  Gamer's Corner: All Keyed Up
   
zboard    Zboard (www.zboard.com) has new keyboard sets for the latest PC games and a lot more.
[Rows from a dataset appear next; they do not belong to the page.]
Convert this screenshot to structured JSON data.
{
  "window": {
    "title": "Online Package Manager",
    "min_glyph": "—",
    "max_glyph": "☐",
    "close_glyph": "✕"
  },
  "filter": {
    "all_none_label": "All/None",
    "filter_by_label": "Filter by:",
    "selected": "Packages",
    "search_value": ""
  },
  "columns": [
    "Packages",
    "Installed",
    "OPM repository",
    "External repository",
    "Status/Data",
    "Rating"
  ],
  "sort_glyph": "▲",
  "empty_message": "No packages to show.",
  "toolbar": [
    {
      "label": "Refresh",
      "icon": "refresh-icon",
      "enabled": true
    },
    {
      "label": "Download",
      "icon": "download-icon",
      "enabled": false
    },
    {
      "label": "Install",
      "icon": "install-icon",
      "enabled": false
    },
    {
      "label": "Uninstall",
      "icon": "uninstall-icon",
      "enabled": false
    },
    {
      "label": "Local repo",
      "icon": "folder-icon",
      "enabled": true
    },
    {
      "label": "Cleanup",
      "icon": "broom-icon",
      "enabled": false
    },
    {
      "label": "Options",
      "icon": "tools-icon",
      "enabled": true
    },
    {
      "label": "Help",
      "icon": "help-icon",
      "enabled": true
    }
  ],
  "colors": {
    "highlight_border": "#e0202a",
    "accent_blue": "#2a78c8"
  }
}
Zboard is a keyboard base that can take any of a dozen or so keysets. When you buy a set initially, you get the base and a keyset that unfolds and fits onto that base. Those keysets can be changed, but a base is required for any of them. You only need one base, no matter how many extra keysets you buy.
 
   At first it seems like it's just for gamers, but there's much more to this than meets the casual eye. For instance, for $50 you get a base and two keysets, one suitable for playing any of several games: "Half-Life 2," "Doom 3," "Battlefield 2," etc., and the other a normal Windows keyboard. Those and other keysets can be interchanged without rebooting the computer; they're hot-swappable, so to speak.
 
   This leads us to great things. For $20 extra you can buy other gaming sets, like keysets for playing "Age of Empires III" or the hugely popular "Call of Duty 2," or ... for $25 you can buy custom keysets for Microsoft Office, Word or Excel. Like the gaming keysets, these contain keys dedicated for functions of those Microsoft programs. Instead of pulling down menus to select common commands like "save" or "print," you just hit the save key or the print key. Dozens of commands are dedicated to single keys. For $50 extra you can buy keysets dedicated for use with Adobe Photoshop or Macromedia Dreamweaver.
   
     The specialized keyboard overlays have the usual 12 function keys and an additional 10. Nine of those are programmable and can be assigned any series of commands to be performed just by striking one key. All the keysets have two USB ports for attaching other devices to the computer.
   
     And finally, a touch that reminds us of the dedicated Atex keyboards used by some newspapers and magazine publishers, there are arrow keys on both sides of the keyboard. That's right, you can use either the left or right hand for moving the cursor.